## What this task involves
In the copy you make, keep each entry exactly as it is and leave out all images.

########

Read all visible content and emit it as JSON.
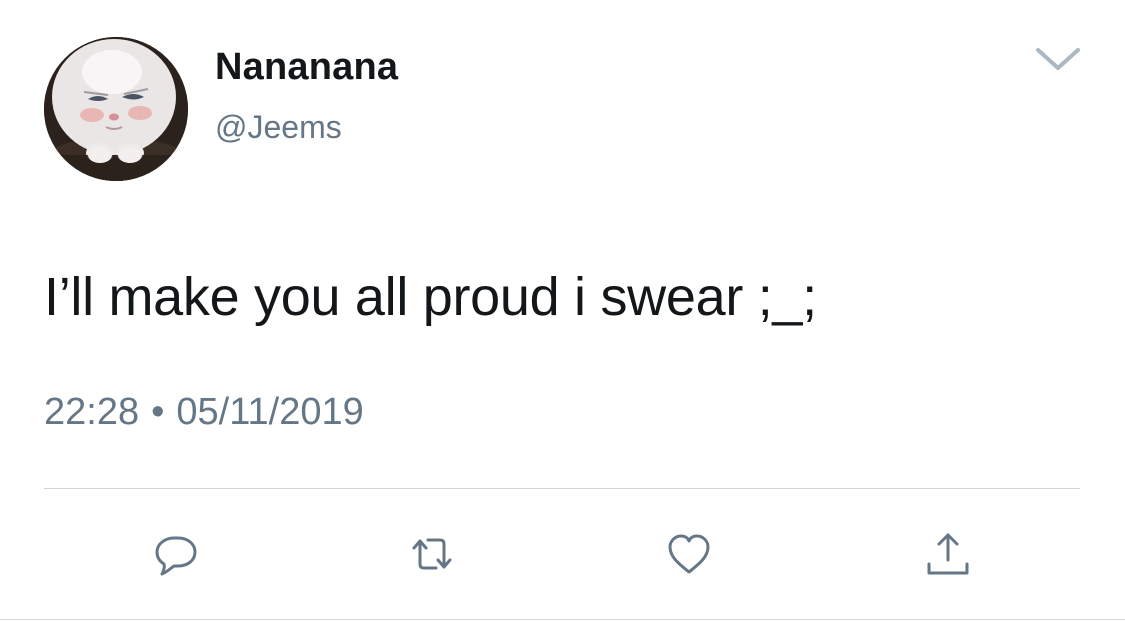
{
  "tweet": {
    "display_name": "Nananana",
    "handle": "@Jeems",
    "text": "I’ll make you all proud i swear ;_;",
    "time": "22:28",
    "separator": "•",
    "date": "05/11/2019"
  },
  "icons": {
    "avatar": "avatar-image",
    "more": "chevron-down-icon",
    "reply": "reply-icon",
    "retweet": "retweet-icon",
    "like": "heart-icon",
    "share": "share-icon"
  },
  "colors": {
    "text": "#14171a",
    "secondary": "#657786",
    "icon": "#657786",
    "divider": "#cfd5da"
  }
}
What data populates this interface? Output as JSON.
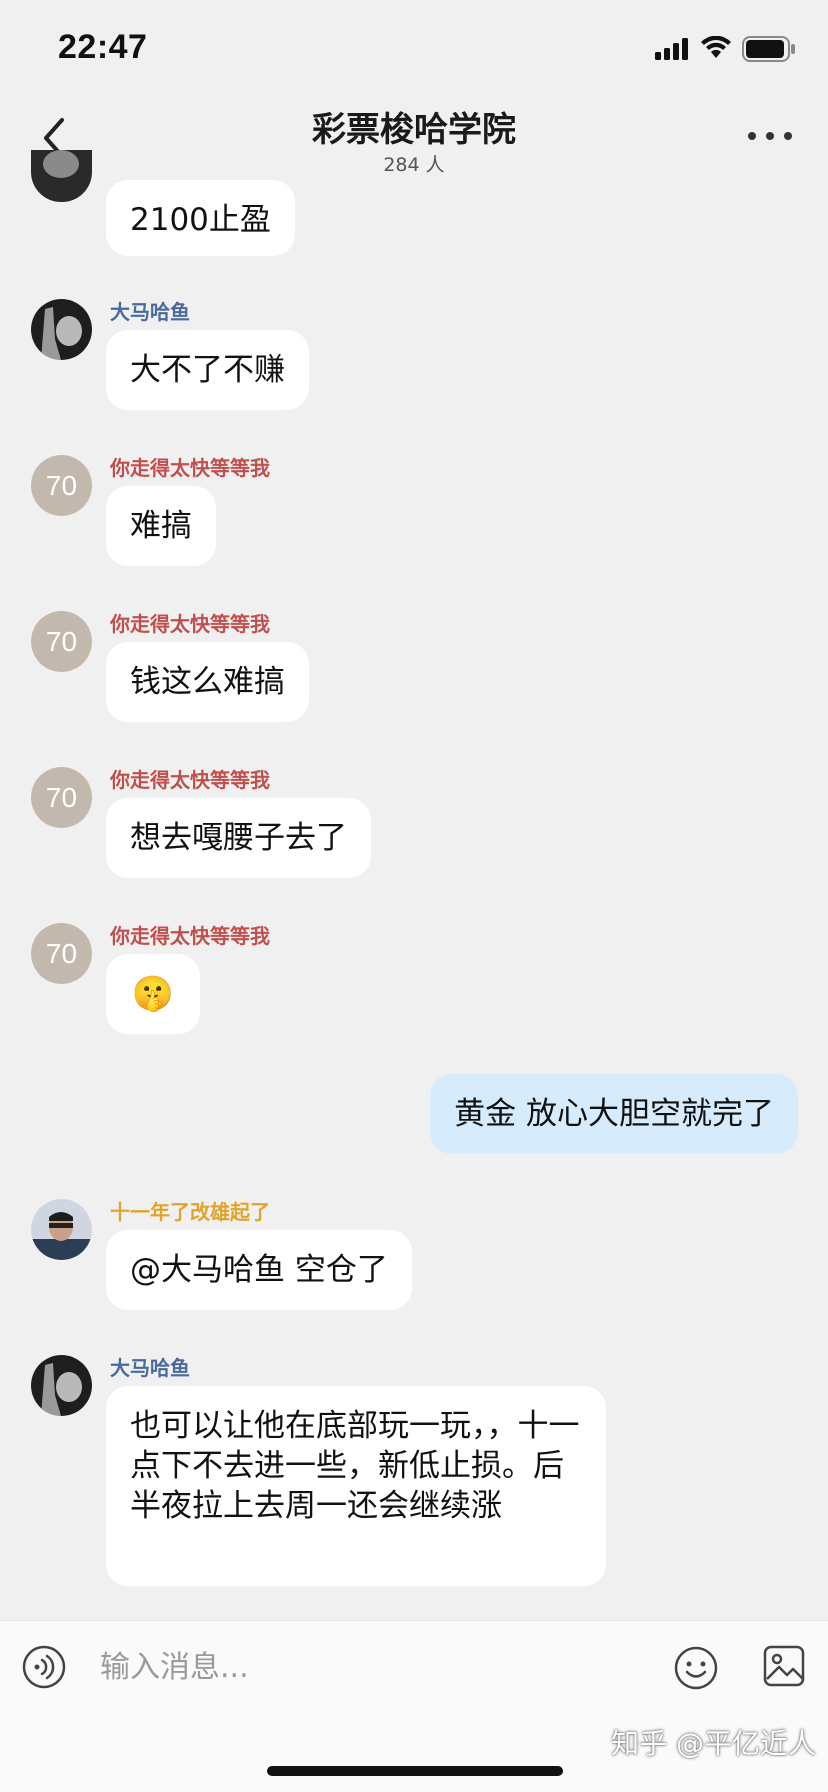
{
  "status_bar": {
    "time": "22:47",
    "icons": [
      "cellular-signal-icon",
      "wifi-icon",
      "battery-icon"
    ]
  },
  "header": {
    "back_icon": "chevron-left-icon",
    "title": "彩票梭哈学院",
    "member_count": "284 人",
    "more_icon": "more-dots-icon"
  },
  "messages": [
    {
      "sender": "",
      "avatar": "photo",
      "text": "2100止盈",
      "mine": false
    },
    {
      "sender": "大马哈鱼",
      "sender_color": "#4a6a9c",
      "avatar": "photo",
      "text": "大不了不赚",
      "mine": false
    },
    {
      "sender": "你走得太快等等我",
      "sender_color": "#c0504d",
      "avatar": "70",
      "text": "难搞",
      "mine": false
    },
    {
      "sender": "你走得太快等等我",
      "sender_color": "#c0504d",
      "avatar": "70",
      "text": "钱这么难搞",
      "mine": false
    },
    {
      "sender": "你走得太快等等我",
      "sender_color": "#c0504d",
      "avatar": "70",
      "text": "想去嘎腰子去了",
      "mine": false
    },
    {
      "sender": "你走得太快等等我",
      "sender_color": "#c0504d",
      "avatar": "70",
      "text": "🤫",
      "mine": false
    },
    {
      "sender": "",
      "avatar": "",
      "text": "黄金 放心大胆空就完了",
      "mine": true
    },
    {
      "sender": "十一年了改雄起了",
      "sender_color": "#e0a42a",
      "avatar": "photo",
      "text": "@大马哈鱼 空仓了",
      "mine": false
    },
    {
      "sender": "大马哈鱼",
      "sender_color": "#4a6a9c",
      "avatar": "photo",
      "text": "也可以让他在底部玩一玩，，十一点下不去进一些，新低止损。后半夜拉上去周一还会继续涨",
      "mine": false
    }
  ],
  "input_bar": {
    "voice_icon": "voice-input-icon",
    "placeholder": "输入消息...",
    "emoji_icon": "emoji-icon",
    "image_icon": "image-icon"
  },
  "watermark": "知乎 @平亿近人",
  "colors": {
    "background": "#f0f0f0",
    "bubble_other": "#ffffff",
    "bubble_mine": "#d6ecfd",
    "avatar_70": "#c2b8ad"
  }
}
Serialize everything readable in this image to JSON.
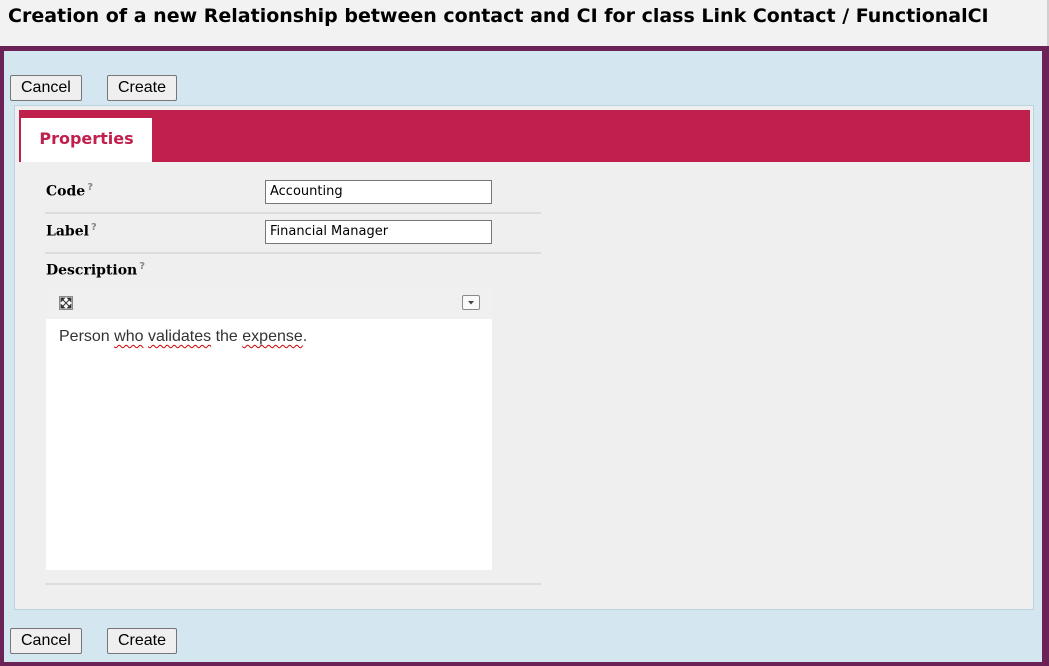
{
  "window": {
    "title": "Creation of a new Relationship between contact and CI for class Link Contact / FunctionalCI"
  },
  "toolbar_top": {
    "cancel_label": "Cancel",
    "create_label": "Create"
  },
  "toolbar_bottom": {
    "cancel_label": "Cancel",
    "create_label": "Create"
  },
  "tabs": [
    {
      "label": "Properties",
      "active": true
    }
  ],
  "form": {
    "code": {
      "label": "Code",
      "help": "?",
      "value": "Accounting"
    },
    "label": {
      "label": "Label",
      "help": "?",
      "value": "Financial Manager"
    },
    "description": {
      "label": "Description",
      "help": "?",
      "words": [
        "Person",
        "who",
        "validates",
        "the",
        "expense",
        "."
      ],
      "toolbar": {
        "maximize_icon": "maximize-icon",
        "menu_icon": "chevron-down-icon"
      }
    }
  },
  "colors": {
    "accent": "#c0204c",
    "frame_border": "#6b2357",
    "frame_background": "#d4e6ef"
  }
}
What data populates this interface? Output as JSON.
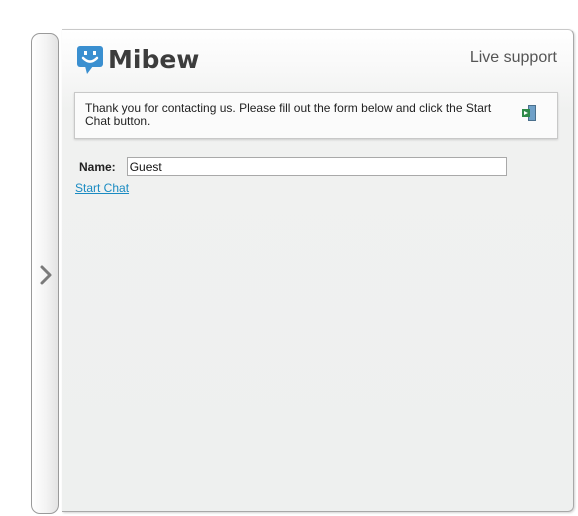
{
  "side_tab": {
    "icon": "chevron-right-icon"
  },
  "header": {
    "logo_icon": "smiley-chat-bubble-icon",
    "logo_text": "Mibew",
    "tagline": "Live support",
    "brand_color": "#3a8fd0"
  },
  "message": {
    "text": "Thank you for contacting us. Please fill out the form below and click the Start Chat button.",
    "exit_icon": "exit-door-icon"
  },
  "form": {
    "name_label": "Name:",
    "name_value": "Guest",
    "start_chat_label": "Start Chat",
    "link_color": "#1a8bc2"
  }
}
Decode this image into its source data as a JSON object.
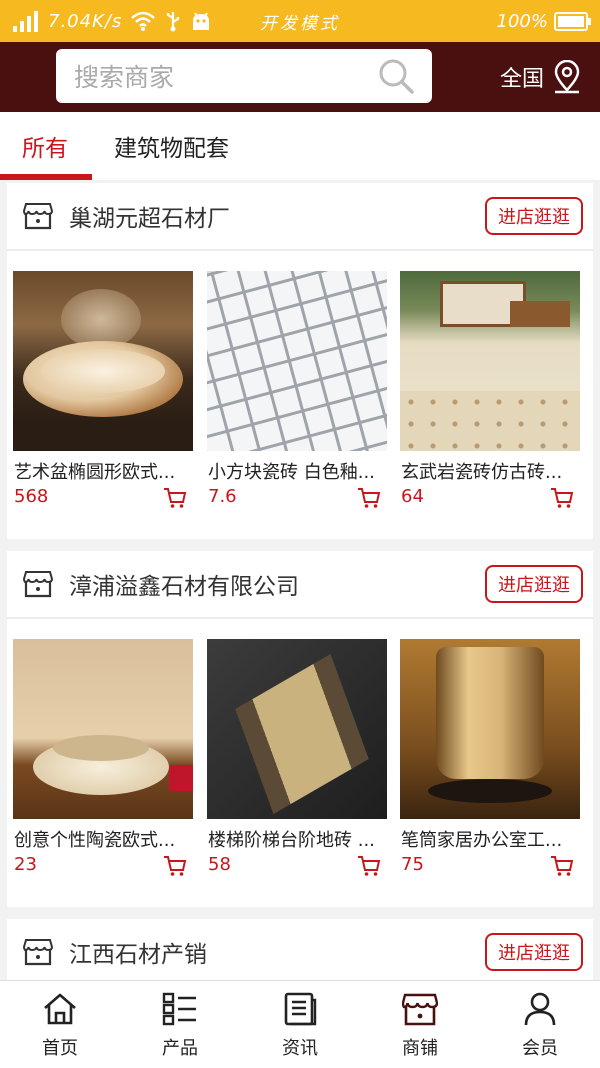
{
  "status_bar": {
    "speed": "7.04K/s",
    "mode": "开发模式",
    "battery": "100%"
  },
  "search": {
    "placeholder": "搜索商家"
  },
  "region": {
    "label": "全国"
  },
  "tabs": [
    {
      "label": "所有",
      "active": true
    },
    {
      "label": "建筑物配套",
      "active": false
    }
  ],
  "shops": [
    {
      "name": "巢湖元超石材厂",
      "visit_label": "进店逛逛",
      "products": [
        {
          "title": "艺术盆椭圆形欧式...",
          "price": "568"
        },
        {
          "title": "小方块瓷砖 白色釉...",
          "price": "7.6"
        },
        {
          "title": "玄武岩瓷砖仿古砖...",
          "price": "64"
        }
      ]
    },
    {
      "name": "漳浦溢鑫石材有限公司",
      "visit_label": "进店逛逛",
      "products": [
        {
          "title": "创意个性陶瓷欧式...",
          "price": "23"
        },
        {
          "title": "楼梯阶梯台阶地砖 ...",
          "price": "58"
        },
        {
          "title": "笔筒家居办公室工...",
          "price": "75"
        }
      ]
    },
    {
      "name": "江西石材产销",
      "visit_label": "进店逛逛",
      "products": []
    }
  ],
  "bottom_nav": [
    {
      "label": "首页",
      "icon": "home-icon"
    },
    {
      "label": "产品",
      "icon": "product-list-icon"
    },
    {
      "label": "资讯",
      "icon": "news-icon"
    },
    {
      "label": "商铺",
      "icon": "shop-icon"
    },
    {
      "label": "会员",
      "icon": "member-icon"
    }
  ],
  "colors": {
    "status_bar": "#f6b91f",
    "header": "#4a1010",
    "accent": "#c8161d"
  }
}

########

## Solution for this exercise
Read all visible content and emit it as JSON.
{
  "tweet": {
    "display_name": "Nananana",
    "handle": "@Jeems",
    "text": "I’ll make you all proud i swear ;_;",
    "time": "22:28",
    "separator": "•",
    "date": "05/11/2019"
  },
  "icons": {
    "avatar": "avatar-image",
    "more": "chevron-down-icon",
    "reply": "reply-icon",
    "retweet": "retweet-icon",
    "like": "heart-icon",
    "share": "share-icon"
  },
  "colors": {
    "text": "#14171a",
    "secondary": "#657786",
    "icon": "#657786",
    "divider": "#cfd5da"
  }
}
What data populates this interface? Output as JSON.
{
  "status_bar": {
    "time": "22:47",
    "icons": [
      "cellular-signal-icon",
      "wifi-icon",
      "battery-icon"
    ]
  },
  "header": {
    "back_icon": "chevron-left-icon",
    "title": "彩票梭哈学院",
    "member_count": "284 人",
    "more_icon": "more-dots-icon"
  },
  "messages": [
    {
      "sender": "",
      "avatar": "photo",
      "text": "2100止盈",
      "mine": false
    },
    {
      "sender": "大马哈鱼",
      "sender_color": "#4a6a9c",
      "avatar": "photo",
      "text": "大不了不赚",
      "mine": false
    },
    {
      "sender": "你走得太快等等我",
      "sender_color": "#c0504d",
      "avatar": "70",
      "text": "难搞",
      "mine": false
    },
    {
      "sender": "你走得太快等等我",
      "sender_color": "#c0504d",
      "avatar": "70",
      "text": "钱这么难搞",
      "mine": false
    },
    {
      "sender": "你走得太快等等我",
      "sender_color": "#c0504d",
      "avatar": "70",
      "text": "想去嘎腰子去了",
      "mine": false
    },
    {
      "sender": "你走得太快等等我",
      "sender_color": "#c0504d",
      "avatar": "70",
      "text": "🤫",
      "mine": false
    },
    {
      "sender": "",
      "avatar": "",
      "text": "黄金 放心大胆空就完了",
      "mine": true
    },
    {
      "sender": "十一年了改雄起了",
      "sender_color": "#e0a42a",
      "avatar": "photo",
      "text": "@大马哈鱼 空仓了",
      "mine": false
    },
    {
      "sender": "大马哈鱼",
      "sender_color": "#4a6a9c",
      "avatar": "photo",
      "text": "也可以让他在底部玩一玩，，十一点下不去进一些，新低止损。后半夜拉上去周一还会继续涨",
      "mine": false
    }
  ],
  "input_bar": {
    "voice_icon": "voice-input-icon",
    "placeholder": "输入消息...",
    "emoji_icon": "emoji-icon",
    "image_icon": "image-icon"
  },
  "watermark": "知乎 @平亿近人",
  "colors": {
    "background": "#f0f0f0",
    "bubble_other": "#ffffff",
    "bubble_mine": "#d6ecfd",
    "avatar_70": "#c2b8ad"
  }
}
Serialize everything readable in this image to JSON.
{
  "window": {
    "title": "Creation of a new Relationship between contact and CI for class Link Contact / FunctionalCI"
  },
  "toolbar_top": {
    "cancel_label": "Cancel",
    "create_label": "Create"
  },
  "toolbar_bottom": {
    "cancel_label": "Cancel",
    "create_label": "Create"
  },
  "tabs": [
    {
      "label": "Properties",
      "active": true
    }
  ],
  "form": {
    "code": {
      "label": "Code",
      "help": "?",
      "value": "Accounting"
    },
    "label": {
      "label": "Label",
      "help": "?",
      "value": "Financial Manager"
    },
    "description": {
      "label": "Description",
      "help": "?",
      "words": [
        "Person",
        "who",
        "validates",
        "the",
        "expense",
        "."
      ],
      "toolbar": {
        "maximize_icon": "maximize-icon",
        "menu_icon": "chevron-down-icon"
      }
    }
  },
  "colors": {
    "accent": "#c0204c",
    "frame_border": "#6b2357",
    "frame_background": "#d4e6ef"
  }
}
What data populates this interface? Output as JSON.
{
  "side_tab": {
    "icon": "chevron-right-icon"
  },
  "header": {
    "logo_icon": "smiley-chat-bubble-icon",
    "logo_text": "Mibew",
    "tagline": "Live support",
    "brand_color": "#3a8fd0"
  },
  "message": {
    "text": "Thank you for contacting us. Please fill out the form below and click the Start Chat button.",
    "exit_icon": "exit-door-icon"
  },
  "form": {
    "name_label": "Name:",
    "name_value": "Guest",
    "start_chat_label": "Start Chat",
    "link_color": "#1a8bc2"
  }
}
Decode this image into its source data as a JSON object.
{
  "status_bar": {
    "speed": "7.04K/s",
    "mode": "开发模式",
    "battery": "100%"
  },
  "search": {
    "placeholder": "搜索商家"
  },
  "region": {
    "label": "全国"
  },
  "tabs": [
    {
      "label": "所有",
      "active": true
    },
    {
      "label": "建筑物配套",
      "active": false
    }
  ],
  "shops": [
    {
      "name": "巢湖元超石材厂",
      "visit_label": "进店逛逛",
      "products": [
        {
          "title": "艺术盆椭圆形欧式...",
          "price": "568"
        },
        {
          "title": "小方块瓷砖 白色釉...",
          "price": "7.6"
        },
        {
          "title": "玄武岩瓷砖仿古砖...",
          "price": "64"
        }
      ]
    },
    {
      "name": "漳浦溢鑫石材有限公司",
      "visit_label": "进店逛逛",
      "products": [
        {
          "title": "创意个性陶瓷欧式...",
          "price": "23"
        },
        {
          "title": "楼梯阶梯台阶地砖 ...",
          "price": "58"
        },
        {
          "title": "笔筒家居办公室工...",
          "price": "75"
        }
      ]
    },
    {
      "name": "江西石材产销",
      "visit_label": "进店逛逛",
      "products": []
    }
  ],
  "bottom_nav": [
    {
      "label": "首页",
      "icon": "home-icon"
    },
    {
      "label": "产品",
      "icon": "product-list-icon"
    },
    {
      "label": "资讯",
      "icon": "news-icon"
    },
    {
      "label": "商铺",
      "icon": "shop-icon"
    },
    {
      "label": "会员",
      "icon": "member-icon"
    }
  ],
  "colors": {
    "status_bar": "#f6b91f",
    "header": "#4a1010",
    "accent": "#c8161d"
  }
}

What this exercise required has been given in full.